ABERDEEN PROVING GROUND, Md. – A U.S. Army civilian and retired noncommissioned officer has coached 17 volleyball teams and netted seven championships during his 25 years of leading military and high school teams.
Peter R.S. Leon Guerrero from the 20th Chemical, Biological, Radiological, Nuclear, Explosives (CBRNE) Command has coached eight girls’ high school volleyball teams and nine military volleyball teams.
Through his tenure as coach, his military teams have won four championships and his high school teams have won three.
During the 2001 – 2002 season, one of his high school teams, the Havre de Grace, Maryland, High School Warriors Varsity Girls’ Volleyball Team, made history by competing in the volleyball regional finals for the first time since the school opened in 1959.
Some of his players have also been selected for first team and second team all-county.
Originally from Leyang, Barrigada, Guam, Leon Guerrero played volleyball for the Mighty Gecko Warriors at George Washington High School in Guam.
He later followed in his father’s footsteps and joined the U.S. Army. His father served as an infantryman in the Army for three years before becoming a U.S. Navy civilian at Naval Base Guam.
In his early days in the Army, Leon Guerrero focused on a different kind of volley – first as a mortarman and next as a fire support specialist. He later served as an administrative specialist, personnel administrative specialists and intelligence analyst.
During his 22 years in uniform, he deployed for Operation Desert Storm and served in Germany, South Korea and Tinian in the Northern Marianas Islands.
He has been a U.S. Army civilian in the Intelligence Directorate at 20th CBRNE Command on Aberdeen Proving Ground, Maryland, for 14 years.
From 19 bases in 16 states, Soldiers and U.S. Army civilians from 20th CBRNE Command take on the world’s most dangerous hazards in support of joint, interagency and allied operations.
“Having the opportunity to work alongside Soldiers and civilians, just like my father did after he served in the U.S. Army and worked with the Navy, has been an honor and privilege,” he said.
Leon Guerrero started coaching while on active duty in the Army. A fellow Soldier asked him to volunteer at a local high school.
He said yes and has been coaching since then.
“With the support of the leadership in the command, my coworkers and my family, I have been able to continue supporting the community by volunteering my time and efforts – giving back and strengthening the community,” he said. “Being a volleyball coach has allowed me to support high school students through mentoring and teaching after-school volleyball sports programs.”
Leon Guerrero said he welcomes the opportunity to share his knowledge and commitment to the game with students.

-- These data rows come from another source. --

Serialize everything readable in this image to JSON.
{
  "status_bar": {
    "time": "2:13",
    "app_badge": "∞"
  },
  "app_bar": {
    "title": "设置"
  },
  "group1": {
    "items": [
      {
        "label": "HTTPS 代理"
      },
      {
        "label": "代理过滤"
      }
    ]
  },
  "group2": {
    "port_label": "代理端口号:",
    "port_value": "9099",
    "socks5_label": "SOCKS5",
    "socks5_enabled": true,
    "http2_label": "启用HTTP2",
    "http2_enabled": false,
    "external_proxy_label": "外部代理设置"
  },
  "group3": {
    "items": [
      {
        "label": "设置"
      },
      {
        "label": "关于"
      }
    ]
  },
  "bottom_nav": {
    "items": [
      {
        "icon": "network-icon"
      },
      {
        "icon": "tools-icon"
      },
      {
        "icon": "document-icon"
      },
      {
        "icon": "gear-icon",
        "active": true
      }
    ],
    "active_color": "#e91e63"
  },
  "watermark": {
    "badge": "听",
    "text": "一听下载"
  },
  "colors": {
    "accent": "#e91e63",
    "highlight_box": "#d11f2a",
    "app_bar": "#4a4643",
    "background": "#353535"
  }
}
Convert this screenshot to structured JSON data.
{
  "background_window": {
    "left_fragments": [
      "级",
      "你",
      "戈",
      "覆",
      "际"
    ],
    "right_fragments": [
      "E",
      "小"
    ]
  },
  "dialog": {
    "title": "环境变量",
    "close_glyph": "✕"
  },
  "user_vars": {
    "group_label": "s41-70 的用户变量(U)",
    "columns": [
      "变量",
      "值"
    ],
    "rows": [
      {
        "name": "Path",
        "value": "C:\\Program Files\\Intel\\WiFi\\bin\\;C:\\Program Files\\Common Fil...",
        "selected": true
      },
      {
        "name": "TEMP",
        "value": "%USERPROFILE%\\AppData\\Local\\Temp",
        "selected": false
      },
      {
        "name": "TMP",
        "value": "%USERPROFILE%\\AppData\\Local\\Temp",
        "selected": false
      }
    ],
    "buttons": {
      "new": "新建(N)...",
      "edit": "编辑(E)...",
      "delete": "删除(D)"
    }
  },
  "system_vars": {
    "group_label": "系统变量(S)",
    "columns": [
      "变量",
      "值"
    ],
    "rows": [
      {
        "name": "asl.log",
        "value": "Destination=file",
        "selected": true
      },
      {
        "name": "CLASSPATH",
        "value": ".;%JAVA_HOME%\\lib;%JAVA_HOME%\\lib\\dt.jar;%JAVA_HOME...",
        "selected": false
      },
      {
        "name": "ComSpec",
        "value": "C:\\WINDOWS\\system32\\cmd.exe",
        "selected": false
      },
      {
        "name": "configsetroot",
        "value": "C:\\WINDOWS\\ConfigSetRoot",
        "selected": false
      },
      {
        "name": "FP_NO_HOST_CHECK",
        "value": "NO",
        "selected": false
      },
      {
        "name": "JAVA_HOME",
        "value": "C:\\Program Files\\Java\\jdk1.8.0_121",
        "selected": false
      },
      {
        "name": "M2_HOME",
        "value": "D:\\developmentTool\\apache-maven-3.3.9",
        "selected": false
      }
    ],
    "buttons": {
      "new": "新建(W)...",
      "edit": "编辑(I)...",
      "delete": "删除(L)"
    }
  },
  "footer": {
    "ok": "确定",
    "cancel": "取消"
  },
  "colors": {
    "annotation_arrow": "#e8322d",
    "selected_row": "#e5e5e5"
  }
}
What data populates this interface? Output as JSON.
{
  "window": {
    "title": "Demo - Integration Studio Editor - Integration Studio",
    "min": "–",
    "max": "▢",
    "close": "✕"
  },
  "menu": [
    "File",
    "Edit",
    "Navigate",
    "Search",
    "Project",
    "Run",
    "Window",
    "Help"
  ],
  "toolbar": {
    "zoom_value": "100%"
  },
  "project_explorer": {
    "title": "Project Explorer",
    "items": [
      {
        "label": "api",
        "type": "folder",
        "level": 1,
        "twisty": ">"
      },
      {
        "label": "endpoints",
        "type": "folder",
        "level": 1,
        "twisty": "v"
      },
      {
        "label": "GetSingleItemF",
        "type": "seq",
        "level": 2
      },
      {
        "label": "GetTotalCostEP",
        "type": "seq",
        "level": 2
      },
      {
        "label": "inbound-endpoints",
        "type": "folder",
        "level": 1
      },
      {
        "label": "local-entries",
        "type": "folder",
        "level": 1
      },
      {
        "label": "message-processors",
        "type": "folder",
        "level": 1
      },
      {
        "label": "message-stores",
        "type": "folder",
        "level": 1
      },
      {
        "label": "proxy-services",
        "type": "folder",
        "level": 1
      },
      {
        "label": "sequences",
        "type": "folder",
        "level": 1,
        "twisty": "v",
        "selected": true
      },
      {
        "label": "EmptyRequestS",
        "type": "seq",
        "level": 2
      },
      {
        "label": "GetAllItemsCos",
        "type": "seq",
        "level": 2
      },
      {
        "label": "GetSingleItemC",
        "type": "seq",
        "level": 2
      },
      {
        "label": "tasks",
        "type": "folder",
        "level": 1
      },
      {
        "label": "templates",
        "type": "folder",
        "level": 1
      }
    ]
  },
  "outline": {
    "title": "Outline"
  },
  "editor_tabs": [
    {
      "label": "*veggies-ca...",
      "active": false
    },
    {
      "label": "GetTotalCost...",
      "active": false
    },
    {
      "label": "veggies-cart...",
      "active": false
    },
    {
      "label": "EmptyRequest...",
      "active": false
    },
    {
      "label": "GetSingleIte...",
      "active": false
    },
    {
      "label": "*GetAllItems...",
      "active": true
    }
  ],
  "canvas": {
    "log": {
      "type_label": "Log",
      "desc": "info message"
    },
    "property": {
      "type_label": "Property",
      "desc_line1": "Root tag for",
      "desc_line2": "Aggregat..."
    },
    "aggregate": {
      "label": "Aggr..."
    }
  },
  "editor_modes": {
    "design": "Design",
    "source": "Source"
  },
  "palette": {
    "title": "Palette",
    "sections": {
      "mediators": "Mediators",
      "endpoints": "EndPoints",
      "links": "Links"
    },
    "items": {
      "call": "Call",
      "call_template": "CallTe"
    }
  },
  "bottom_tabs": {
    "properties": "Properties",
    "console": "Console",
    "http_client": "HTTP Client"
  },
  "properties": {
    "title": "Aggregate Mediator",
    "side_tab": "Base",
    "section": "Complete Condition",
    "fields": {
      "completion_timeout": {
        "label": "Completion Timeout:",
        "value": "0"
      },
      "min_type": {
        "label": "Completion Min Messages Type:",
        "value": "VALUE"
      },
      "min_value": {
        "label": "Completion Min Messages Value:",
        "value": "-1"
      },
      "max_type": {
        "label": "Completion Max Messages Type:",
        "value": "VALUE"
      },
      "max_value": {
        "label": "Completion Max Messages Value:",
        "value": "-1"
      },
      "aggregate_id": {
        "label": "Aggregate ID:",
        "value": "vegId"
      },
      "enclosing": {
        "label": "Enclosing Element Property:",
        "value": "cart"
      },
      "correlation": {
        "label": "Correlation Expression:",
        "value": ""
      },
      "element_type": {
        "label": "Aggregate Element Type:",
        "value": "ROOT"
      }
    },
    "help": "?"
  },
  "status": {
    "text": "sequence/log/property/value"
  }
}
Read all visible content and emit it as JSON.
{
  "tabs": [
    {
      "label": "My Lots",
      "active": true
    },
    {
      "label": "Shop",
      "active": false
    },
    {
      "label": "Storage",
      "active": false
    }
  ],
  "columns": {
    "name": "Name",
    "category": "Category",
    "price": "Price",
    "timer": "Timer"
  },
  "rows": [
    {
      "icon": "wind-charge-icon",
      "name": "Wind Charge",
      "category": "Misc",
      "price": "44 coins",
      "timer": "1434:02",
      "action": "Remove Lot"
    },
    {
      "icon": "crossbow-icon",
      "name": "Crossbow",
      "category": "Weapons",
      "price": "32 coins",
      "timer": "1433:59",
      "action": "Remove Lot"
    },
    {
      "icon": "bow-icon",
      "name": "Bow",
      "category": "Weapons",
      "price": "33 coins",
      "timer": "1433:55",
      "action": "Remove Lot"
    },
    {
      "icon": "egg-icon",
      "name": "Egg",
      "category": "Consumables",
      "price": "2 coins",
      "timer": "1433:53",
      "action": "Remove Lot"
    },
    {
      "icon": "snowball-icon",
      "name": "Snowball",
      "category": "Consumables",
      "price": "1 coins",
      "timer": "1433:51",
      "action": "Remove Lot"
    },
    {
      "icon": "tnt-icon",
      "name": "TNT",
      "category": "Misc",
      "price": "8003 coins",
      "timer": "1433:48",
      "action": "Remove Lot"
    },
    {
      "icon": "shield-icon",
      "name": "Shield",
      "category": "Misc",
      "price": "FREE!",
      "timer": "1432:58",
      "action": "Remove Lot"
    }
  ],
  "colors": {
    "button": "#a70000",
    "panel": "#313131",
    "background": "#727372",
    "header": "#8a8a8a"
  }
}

In addition to passing, blocking, spiking and other volleyball techniques, Leon Guerrero has also worked to teach his players about the Army Values that have guided him throughout his career: loyalty, duty, respect, selfless service, honor, integrity and personal courage.
“What I like most about the sport is preparing young athletes physically and mentally to compete effectively, fairly and safely,” said Leon Guerrero. “I’ve found the best way to do that is by building trust, showing you care, communicating effectively, relating to the athletes and providing motivation. These attributes not only make the athletes perform better but also help them to develop as people beyond the sport of volleyball.”